ABOUT THIS EXERCISE —
Show each line of the data below that has the string "text" in it.

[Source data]
*-*-*

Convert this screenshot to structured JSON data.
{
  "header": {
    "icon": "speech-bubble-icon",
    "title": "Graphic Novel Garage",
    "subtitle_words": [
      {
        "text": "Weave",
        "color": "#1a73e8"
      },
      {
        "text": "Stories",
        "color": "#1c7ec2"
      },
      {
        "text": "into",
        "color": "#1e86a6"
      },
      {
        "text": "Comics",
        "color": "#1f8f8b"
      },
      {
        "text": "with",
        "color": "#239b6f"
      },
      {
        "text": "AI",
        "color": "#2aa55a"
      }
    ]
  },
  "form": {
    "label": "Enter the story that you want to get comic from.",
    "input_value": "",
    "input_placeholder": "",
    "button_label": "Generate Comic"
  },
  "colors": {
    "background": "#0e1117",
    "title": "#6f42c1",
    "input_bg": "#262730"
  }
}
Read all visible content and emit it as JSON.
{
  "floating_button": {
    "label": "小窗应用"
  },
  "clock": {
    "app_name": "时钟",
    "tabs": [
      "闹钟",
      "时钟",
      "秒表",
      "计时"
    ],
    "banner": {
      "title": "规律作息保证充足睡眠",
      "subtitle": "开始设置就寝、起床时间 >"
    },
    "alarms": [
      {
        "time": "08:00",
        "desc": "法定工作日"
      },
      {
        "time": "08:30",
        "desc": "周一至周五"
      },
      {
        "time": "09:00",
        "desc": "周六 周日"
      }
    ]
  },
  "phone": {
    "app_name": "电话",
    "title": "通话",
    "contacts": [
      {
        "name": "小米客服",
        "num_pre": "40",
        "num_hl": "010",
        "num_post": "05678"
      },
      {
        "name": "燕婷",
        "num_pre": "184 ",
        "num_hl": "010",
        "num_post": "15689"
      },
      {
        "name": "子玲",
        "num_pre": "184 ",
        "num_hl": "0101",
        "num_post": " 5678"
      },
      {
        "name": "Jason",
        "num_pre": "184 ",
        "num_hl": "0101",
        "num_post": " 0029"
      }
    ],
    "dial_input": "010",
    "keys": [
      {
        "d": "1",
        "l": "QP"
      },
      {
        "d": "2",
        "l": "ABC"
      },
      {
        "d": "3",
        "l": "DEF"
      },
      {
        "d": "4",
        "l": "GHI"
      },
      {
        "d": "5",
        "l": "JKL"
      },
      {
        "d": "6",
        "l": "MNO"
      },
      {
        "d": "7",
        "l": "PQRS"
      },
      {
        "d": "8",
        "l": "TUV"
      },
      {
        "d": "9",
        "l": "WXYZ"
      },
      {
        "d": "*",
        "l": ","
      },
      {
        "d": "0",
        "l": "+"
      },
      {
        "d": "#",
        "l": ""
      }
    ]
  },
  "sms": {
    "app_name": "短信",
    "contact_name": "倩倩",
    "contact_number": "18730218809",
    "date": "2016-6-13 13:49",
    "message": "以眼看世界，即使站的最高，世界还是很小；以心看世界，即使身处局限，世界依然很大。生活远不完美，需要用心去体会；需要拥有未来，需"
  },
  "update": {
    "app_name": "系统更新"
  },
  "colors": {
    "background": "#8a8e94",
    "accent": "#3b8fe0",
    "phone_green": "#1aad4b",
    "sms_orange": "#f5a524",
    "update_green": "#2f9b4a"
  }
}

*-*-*

YOUR RESPONSE —
        "text": "Weave",
        "text": "Stories",
        "text": "into",
        "text": "Comics",
        "text": "with",
        "text": "AI",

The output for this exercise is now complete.